"We are in contact with all major vaccine manufacturers in the European market. We have already initiated 'proof of concept' studies with pathogens from some of these companies," explains Mario Bott, one of the managing directors of KyooBe Tech. At present, the young company is still in the establishment phase; the market launch of the serial product is expected in 2-3 years’ time. By then, the prototype, which currently weighs 8 tonnes and has a floor area of 4x4 metres, should have shrunk to the dimensions of a large refrigerator.
Despite the enormous advantages of the LEEI method, KyooBe Tech is not primarily aiming to convert existing production lines, as these vaccines would require new approval. "But over the long term and as a future goal, we want to set a new gold standard in pathogen inactivation with our technology," said Bott.
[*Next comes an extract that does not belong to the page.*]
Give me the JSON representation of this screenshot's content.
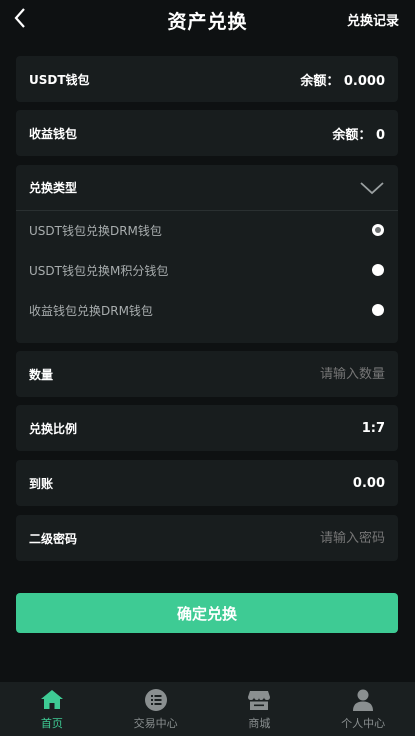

This goal is already imprinted in the company’s name, derived from the English phonetic spelling of the letters Q (for quality) and B (for biology). The company's major focus is on the high biological quality, and thus safety, of its products. In comparison with live vaccines, inactivated vaccines produced using LEEI will – due to the fact that the proteins’ surface structures remain intact – require considerably lower quantities of the adjuvants responsible for the side effects. In addition, KyooBe Tech expects there to be benefits when it comes to producing multiple vaccines and seamlessly integrating this into a continuous production process. The LEEI technology platform is expected to provide customers with greater flexibility and versatility.
KyooBe Tech is not just an equipment supplier, but also supports customers in optimising the pathogen inactivation process. Every pathogen requires individual parameters with regard to the pathogen concentration and radiation dose used for complete inactivation while maintaining the best possible surface structure.
The company has a strongly customer-centred approach and wants to use its knowledge to provide impetus and help shape production processes. The pharmaceutical product landscape has changed over the past decade: the diversity of processes and products has increased considerably and minor diseases are also increasingly being addressed. This is exactly where KyooBe Tech comes in. "My interdisciplinary team of engineers, biotechnologists and process engineers are looking at biological process chains and asking how they can support or help promote this change through their expertise and new methods," said Mario Bott explaining the approach. "We actively approach clients and want to get involved in strategy discussions." The new generation of vaccine production is only the first step in this approach to innovation.
Fertey, J., et al. (2016). Pathogens Inactivated by Low-Energy-Electron Irradiation Maintain Antigenic Properties and Induce Protective Immune Responses. Viruses 8, 319.
Fertey, J., et al. (2020). Low-Energy Electron Irradiation Efficiently Inactivates the Gram-Negative Pathogen Rodentibacter pneumotropicus—A New Method for the Generation of Bacterial Vaccines with Increased Efficacy. Vaccines 8, 113.